• _Exercise goal_:
Your answer should consist of the lines in the following data that contain "商品数量".
▬▬▬▬▬▬
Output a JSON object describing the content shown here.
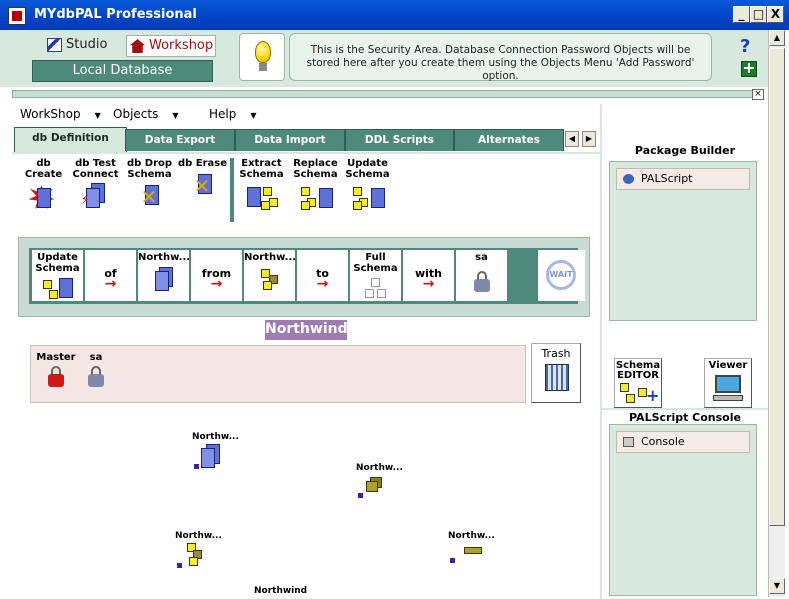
{
  "window": {
    "title": "MYdbPAL Professional",
    "minimize": "_",
    "maximize": "□",
    "close": "X"
  },
  "header": {
    "studio_label": "Studio",
    "workshop_label": "Workshop",
    "local_database": "Local Database",
    "info_text": "This is the Security Area. Database Connection Password Objects will be stored here after you create them using the Objects Menu 'Add Password' option.",
    "help_glyph": "?"
  },
  "menus": [
    {
      "label": "WorkShop"
    },
    {
      "label": "Objects"
    },
    {
      "label": "Help"
    }
  ],
  "tabs": [
    {
      "label": "db Definition",
      "active": true
    },
    {
      "label": "Data Export"
    },
    {
      "label": "Data Import"
    },
    {
      "label": "DDL Scripts"
    },
    {
      "label": "Alternates"
    }
  ],
  "tools": [
    {
      "label": "db Create",
      "icon": "db-create-icon"
    },
    {
      "label": "db Test Connect",
      "icon": "db-test-connect-icon"
    },
    {
      "label": "db Drop Schema",
      "icon": "db-drop-schema-icon"
    },
    {
      "label": "db Erase",
      "icon": "db-erase-icon"
    },
    {
      "label": "Extract Schema",
      "icon": "extract-schema-icon"
    },
    {
      "label": "Replace Schema",
      "icon": "replace-schema-icon"
    },
    {
      "label": "Update Schema",
      "icon": "update-schema-icon"
    }
  ],
  "pipeline": [
    {
      "label": "Update Schema",
      "type": "icon"
    },
    {
      "label": "of",
      "type": "arrow"
    },
    {
      "label": "Northw...",
      "type": "icon"
    },
    {
      "label": "from",
      "type": "arrow"
    },
    {
      "label": "Northw...",
      "type": "icon"
    },
    {
      "label": "to",
      "type": "arrow"
    },
    {
      "label": "Full Schema",
      "type": "icon"
    },
    {
      "label": "with",
      "type": "arrow"
    },
    {
      "label": "sa",
      "type": "icon"
    }
  ],
  "wait_label": "WAIT",
  "database_name": "Northwind",
  "users": [
    {
      "label": "Master",
      "color": "#d01818"
    },
    {
      "label": "sa",
      "color": "#7f8aa8"
    }
  ],
  "trash_label": "Trash",
  "canvas_objects": [
    {
      "label": "Northw...",
      "icon": "database-icon"
    },
    {
      "label": "Northw...",
      "icon": "schema-icon"
    },
    {
      "label": "Northw...",
      "icon": "tables-icon"
    },
    {
      "label": "Northw...",
      "icon": "table-icon"
    },
    {
      "label": "Northwind",
      "icon": "database-icon"
    }
  ],
  "right_panel": {
    "package_builder_title": "Package Builder",
    "palscript_item": "PALScript",
    "schema_editor_label": "Schema EDITOR",
    "viewer_label": "Viewer",
    "console_title": "PALScript Console",
    "console_item": "Console"
  },
  "colors": {
    "titlebar": "#0043c7",
    "accent_green": "#4d8a7c",
    "panel_light": "#d7e9df",
    "name_badge": "#9e7bb3"
  }
}
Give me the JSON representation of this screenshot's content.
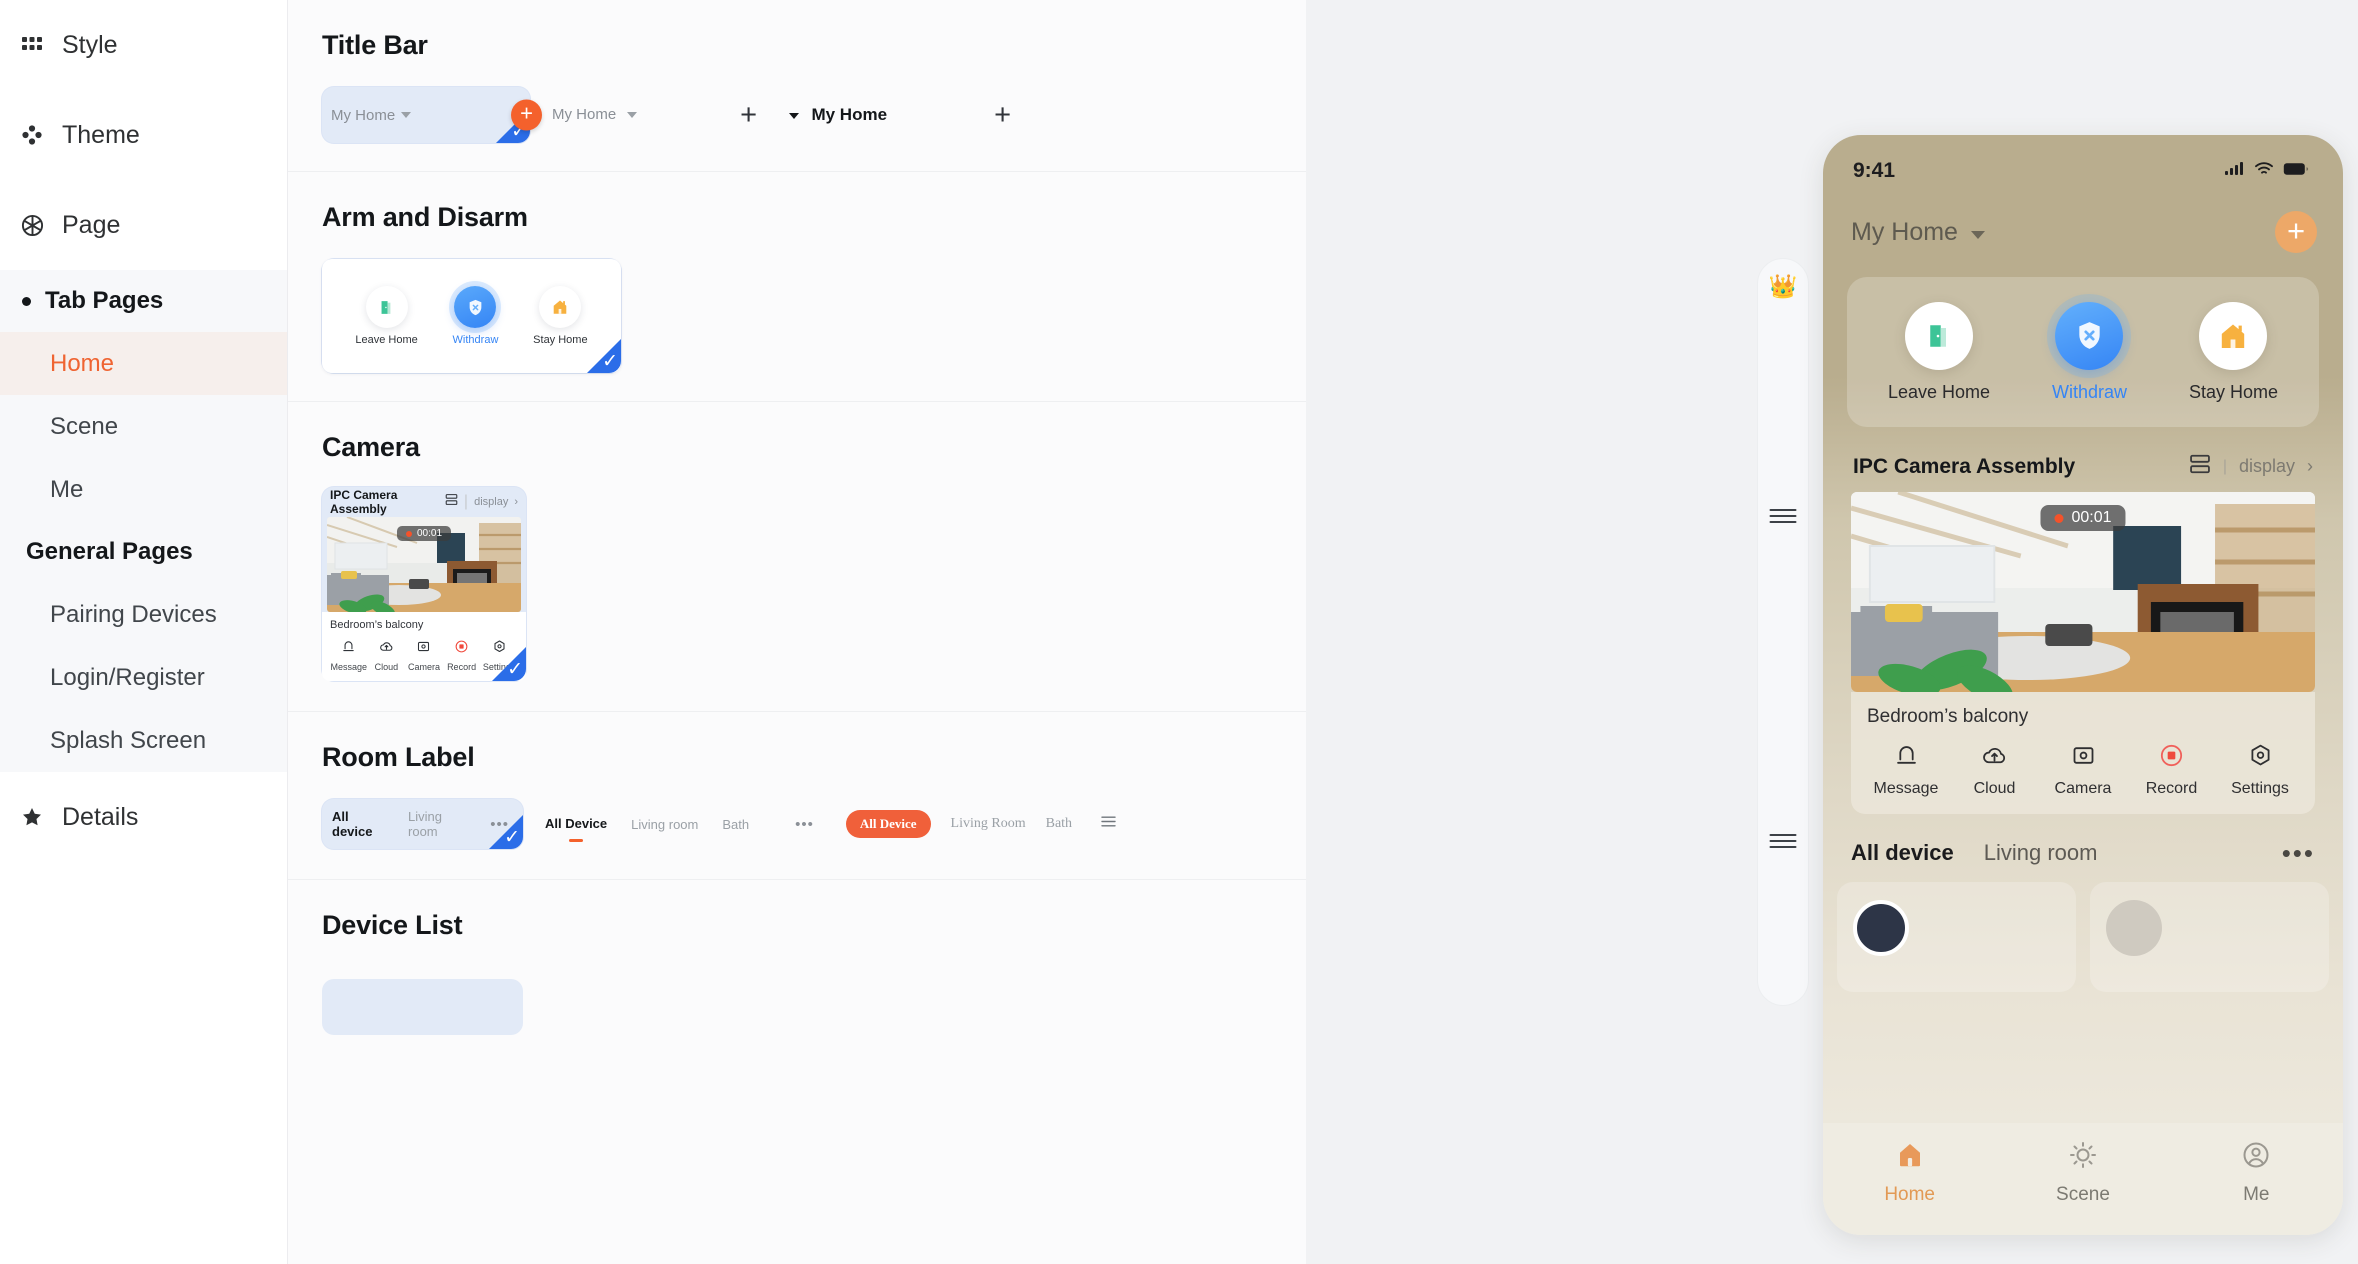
{
  "sidebar": {
    "top_items": [
      {
        "label": "Style",
        "icon": "grid-icon"
      },
      {
        "label": "Theme",
        "icon": "palette-icon"
      },
      {
        "label": "Page",
        "icon": "aperture-icon"
      }
    ],
    "tab_pages_group": {
      "label": "Tab Pages"
    },
    "tab_pages": [
      {
        "label": "Home",
        "active": true
      },
      {
        "label": "Scene",
        "active": false
      },
      {
        "label": "Me",
        "active": false
      }
    ],
    "general_pages_group": {
      "label": "General Pages"
    },
    "general_pages": [
      {
        "label": "Pairing Devices"
      },
      {
        "label": "Login/Register"
      },
      {
        "label": "Splash Screen"
      }
    ],
    "details": {
      "label": "Details",
      "icon": "star-icon"
    }
  },
  "canvas": {
    "sections": {
      "title_bar": {
        "title": "Title Bar",
        "variant1": {
          "home_label": "My Home",
          "add_button": "+"
        },
        "variant2": {
          "home_label": "My Home",
          "add_button": "+"
        },
        "variant3": {
          "home_label": "My Home",
          "add_button": "+"
        }
      },
      "arm_and_disarm": {
        "title": "Arm and Disarm",
        "toggle_on": true,
        "modes": [
          {
            "label": "Leave Home",
            "icon": "door-icon",
            "active": false
          },
          {
            "label": "Withdraw",
            "icon": "shield-x-icon",
            "active": true
          },
          {
            "label": "Stay Home",
            "icon": "house-icon",
            "active": false
          }
        ]
      },
      "camera": {
        "title": "Camera",
        "card_title": "IPC Camera Assembly",
        "layout_icon": "split-layout-icon",
        "display_link": "display",
        "chevron": "›",
        "rec_time": "00:01",
        "room_name": "Bedroom’s balcony",
        "actions": [
          {
            "label": "Message",
            "icon": "bell-icon"
          },
          {
            "label": "Cloud",
            "icon": "cloud-upload-icon"
          },
          {
            "label": "Camera",
            "icon": "camera-icon"
          },
          {
            "label": "Record",
            "icon": "record-stop-icon"
          },
          {
            "label": "Settings",
            "icon": "gear-hex-icon"
          }
        ]
      },
      "room_label": {
        "title": "Room Label",
        "variant1": {
          "tabs": [
            "All device",
            "Living room"
          ],
          "more": "•••"
        },
        "variant2": {
          "tabs": [
            "All Device",
            "Living room",
            "Bath"
          ],
          "more": "•••"
        },
        "variant3": {
          "tabs": [
            "All Device",
            "Living Room",
            "Bath"
          ],
          "menu_icon": "hamburger-icon"
        }
      },
      "device_list": {
        "title": "Device List"
      }
    }
  },
  "tool_rail": {
    "crown": "👑",
    "handles": [
      "drag-handle-1",
      "drag-handle-2"
    ]
  },
  "phone": {
    "status_bar": {
      "time": "9:41",
      "signal_icon": "signal-icon",
      "wifi_icon": "wifi-icon",
      "battery_icon": "battery-icon"
    },
    "header": {
      "home_name": "My Home",
      "add_button": "+"
    },
    "arm_modes": [
      {
        "label": "Leave Home",
        "icon": "door-icon",
        "active": false
      },
      {
        "label": "Withdraw",
        "icon": "shield-x-icon",
        "active": true
      },
      {
        "label": "Stay Home",
        "icon": "house-icon",
        "active": false
      }
    ],
    "camera": {
      "card_title": "IPC Camera Assembly",
      "layout_icon": "split-layout-icon",
      "display_link": "display",
      "chevron": "›",
      "rec_time": "00:01",
      "room_name": "Bedroom’s balcony",
      "actions": [
        {
          "label": "Message",
          "icon": "bell-icon"
        },
        {
          "label": "Cloud",
          "icon": "cloud-upload-icon"
        },
        {
          "label": "Camera",
          "icon": "camera-icon"
        },
        {
          "label": "Record",
          "icon": "record-stop-icon"
        },
        {
          "label": "Settings",
          "icon": "gear-hex-icon"
        }
      ]
    },
    "room_tabs": {
      "tabs": [
        "All device",
        "Living room"
      ],
      "more": "•••"
    },
    "tab_bar": [
      {
        "label": "Home",
        "icon": "home-icon",
        "active": true
      },
      {
        "label": "Scene",
        "icon": "sun-icon",
        "active": false
      },
      {
        "label": "Me",
        "icon": "person-icon",
        "active": false
      }
    ]
  },
  "colors": {
    "accent_orange": "#ef6432",
    "selection_blue": "#2b6de8",
    "toggle_blue": "#1a53de",
    "active_mode_blue": "#3585f5",
    "pill_orange": "#f0603a",
    "phone_bg": "#b9ad8e",
    "phone_tab_active": "#e29a55"
  }
}
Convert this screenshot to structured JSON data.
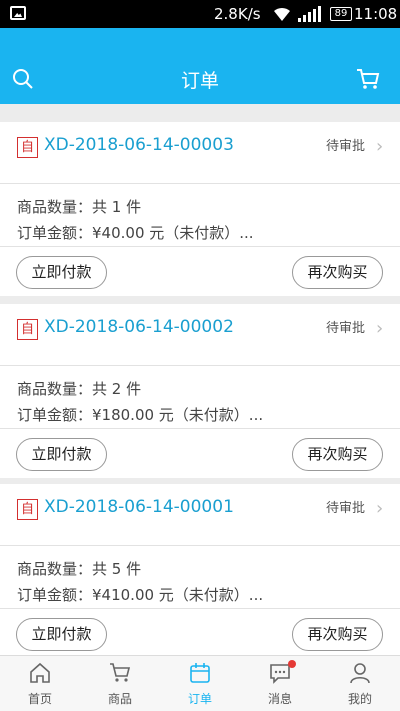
{
  "status_bar": {
    "speed": "2.8K/s",
    "battery": "89",
    "time": "11:08"
  },
  "navbar": {
    "title": "订单"
  },
  "orders": [
    {
      "tag": "自",
      "order_no": "XD-2018-06-14-00003",
      "status": "待审批",
      "quantity_text": "商品数量：共 1 件",
      "amount_text": "订单金额：¥40.00 元（未付款）...",
      "pay_label": "立即付款",
      "again_label": "再次购买"
    },
    {
      "tag": "自",
      "order_no": "XD-2018-06-14-00002",
      "status": "待审批",
      "quantity_text": "商品数量：共 2 件",
      "amount_text": "订单金额：¥180.00 元（未付款）...",
      "pay_label": "立即付款",
      "again_label": "再次购买"
    },
    {
      "tag": "自",
      "order_no": "XD-2018-06-14-00001",
      "status": "待审批",
      "quantity_text": "商品数量：共 5 件",
      "amount_text": "订单金额：¥410.00 元（未付款）...",
      "pay_label": "立即付款",
      "again_label": "再次购买"
    }
  ],
  "tabbar": {
    "active_color": "#1ab4f0",
    "items": [
      {
        "label": "首页",
        "icon": "home-icon"
      },
      {
        "label": "商品",
        "icon": "cart-icon"
      },
      {
        "label": "订单",
        "icon": "orders-icon"
      },
      {
        "label": "消息",
        "icon": "message-icon"
      },
      {
        "label": "我的",
        "icon": "user-icon"
      }
    ]
  },
  "colors": {
    "brand": "#1ab4f0",
    "order_no": "#1a9fd0",
    "tag": "#d32f2f",
    "badge": "#e53935"
  }
}
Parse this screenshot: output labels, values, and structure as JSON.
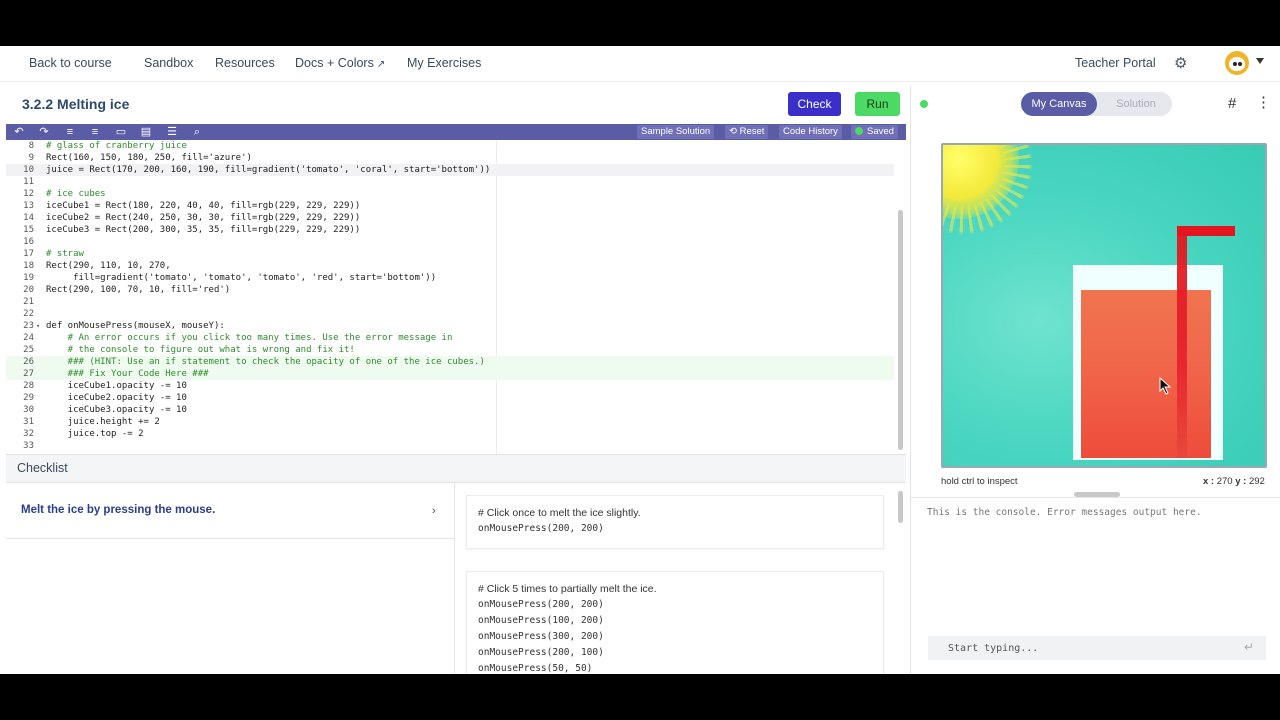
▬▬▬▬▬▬
• _Task output_:
      "quantity_text": "商品数量：共 1 件",
      "quantity_text": "商品数量：共 2 件",
      "quantity_text": "商品数量：共 5 件",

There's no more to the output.